In the week that schools in England, Wales and Northern Ireland will open their doors to welcome students back for the start of a new year, tens of thousands of children will be staying at home. A significant number of those children will be adopted or previously looked after.

The home education community in the UK can perhaps broadly be divided into two categories: those who chose home education for a variety of reasons, and those who have turned to it as a last resort. Single adoptive parent, Sarah, falls into the second category.

Moving across the country to be nearer to her family, Sarah sought advice before choosing a school that, on paper, seemed able to meet her six-year-old son’s needs. However, during Harley’s first term in the school, he received two fixed period exclusions for challenging and unsafe behaviour.

As Christmas approached, Sarah felt frustrated. Harley had exhibited challenging behaviour, especially around transitions, at his previous school, but the Educational Psychologist had suggested several successful strategies. At this new school, these strategies were no longer being followed.

The spring term brought a series of informal exclusions, sometimes beginning as early as 9.20am. Sarah was struggling to get into work, and Harley’s mental health was deteriorating. Sarah recalls, “Harley was screaming in the car, ‘Go home!’, ‘Turn around!’, and ‘I don’t want to go to school!’ As we got closer to the school this turned into threats to hurt me and physical violence, including kicking me and throwing shoes at me. He had panic attacks.”

After a further exclusion that was challenged and overturned by the inclusion service, Sarah formally de-registered Harley from school. “I wanted to help him over the hurdle in his mind rather than just saying, ‘You don’t have to go’, but ... it was extremely apparent that my son needed me at home with him, so that is what we did.”

Sarah’s story is not uncommon. In Adoption UK’s 2017 survey on exclusions, 12% of adoptive parents said that they had home educated their child because the school was not able to meet their needs. Heather was among them. Her son, Kyle, started school just four weeks after joining the family, and had difficulties from the start. It was only when post-adoption support transferred to their own local authority after three years that they began to receive the help they needed.

After attending training courses on attachment parenting, Kyle’s parents began to understand the source of his difficulties and turned to home education as a way to both get Kyle the tailored education he needed, and to prioritise the attachment relationships that were so vital to him.

“When our son was in school, I was extremely worried about his trajectory,” says Heather. “At nine years old he could barely add single digit numbers correctly, and with his challenging behaviour I was worried about what it would be like to parent him through his teens.
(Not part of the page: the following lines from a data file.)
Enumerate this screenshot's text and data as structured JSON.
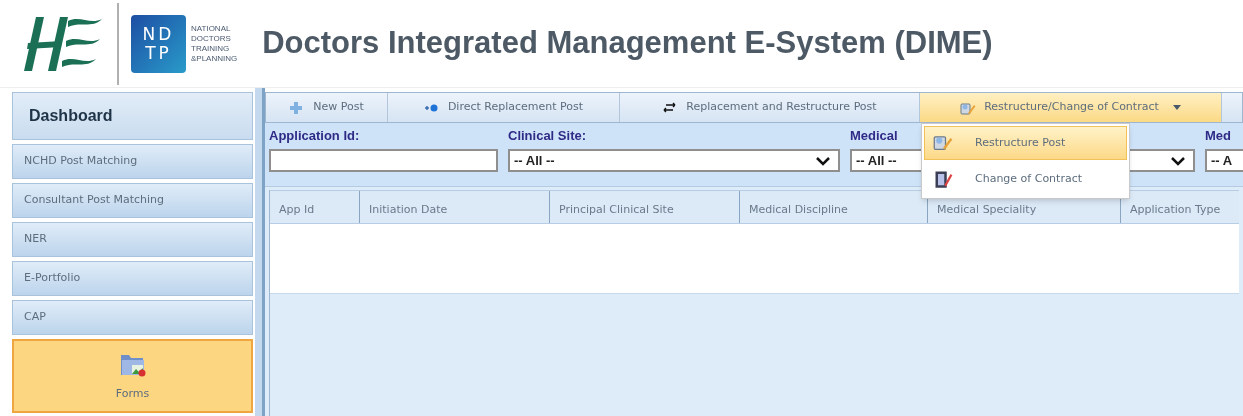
{
  "header": {
    "ndtp_logo": {
      "letters_top": "ND",
      "letters_bottom": "TP",
      "lines": [
        "NATIONAL",
        "DOCTORS",
        "TRAINING",
        "&PLANNING"
      ]
    },
    "title": "Doctors Integrated Management E-System (DIME)"
  },
  "sidebar": {
    "title": "Dashboard",
    "items": [
      {
        "label": "NCHD Post Matching",
        "kind": "bar",
        "selected": false
      },
      {
        "label": "Consultant Post Matching",
        "kind": "bar",
        "selected": false
      },
      {
        "label": "NER",
        "kind": "bar",
        "selected": false
      },
      {
        "label": "E-Portfolio",
        "kind": "bar",
        "selected": false
      },
      {
        "label": "CAP",
        "kind": "bar",
        "selected": false
      },
      {
        "label": "Forms",
        "kind": "tile",
        "selected": true
      }
    ]
  },
  "toolbar": [
    {
      "label": "New Post",
      "kind": "button"
    },
    {
      "label": "Direct Replacement Post",
      "kind": "button"
    },
    {
      "label": "Replacement and Restructure Post",
      "kind": "button"
    },
    {
      "label": "Restructure/Change of Contract",
      "kind": "dropdown",
      "expanded": true,
      "menu": [
        {
          "label": "Restructure Post",
          "selected": true
        },
        {
          "label": "Change of Contract",
          "selected": false
        }
      ]
    }
  ],
  "filters": [
    {
      "label": "Application Id:",
      "kind": "text"
    },
    {
      "label": "Clinical Site:",
      "kind": "select",
      "value": "-- All --"
    },
    {
      "label": "Medical",
      "kind": "select",
      "value": "-- All --"
    },
    {
      "label": "Med",
      "kind": "select",
      "value": "-- A"
    }
  ],
  "table": {
    "columns": [
      "App Id",
      "Initiation Date",
      "Principal Clinical Site",
      "Medical Discipline",
      "Medical Speciality",
      "Application Type"
    ]
  }
}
Now, he has caught up in Maths and joined a creative writing class. His behaviour is very good and he feels valued for his contribution within our family. It is an utter joy to watch our son blossom.”

Sarah has also seen improvements in her son since beginning home education. He has achieved trampolining grades 1-4, improved his social skills and made progress in reading and Maths. He has done so well that the local authority has agreed that home education is best for him and have arranged to provide a personal budget for the next academic year.

However, all of these benefits are not without sacrifice. Sarah had to give up work due to her son’s repeated exclusions, and has used up her savings. Heather also gave up her career and estimates that her family spends £300-£400 per month on tutors, trips and materials for Kyle’s education. Home educating requires a lot of dedication from the parent, with evenings given over to preparing materials, and every day spent with the child.

In England, schools are given £2300 per child, per year to help them meet the needs of adopted and previously looked-after children. When a child cannot manage in school, home educating families get none of that financial help. At Adoption UK, we are calling for funding streams set aside for previously looked-after children in schools to be made available to home educating families, and for local authorities to recognise the benefits that home education can bring to some traumatised children.

Ideally, every child should have the opportunity to attend a school that can effectively meet their needs. Trauma and attachment sensitive schools should be available in every area. While home education is a very positive path for some families, it should always be a choice and not a last resort.

Sarah is not sure what the future holds for her family, but she is proud of the progress Harley has made. “Now he feels safe to learn, he has achieved so much in such a short space of time. I don’t know where we will be in a year’s time. Maybe he’ll want to return to school, and maybe not. All I know is that we will make the decision based on what is right for our family.”

If you are considering home education for your family, download our free introductory guide from Adoption UK’s website: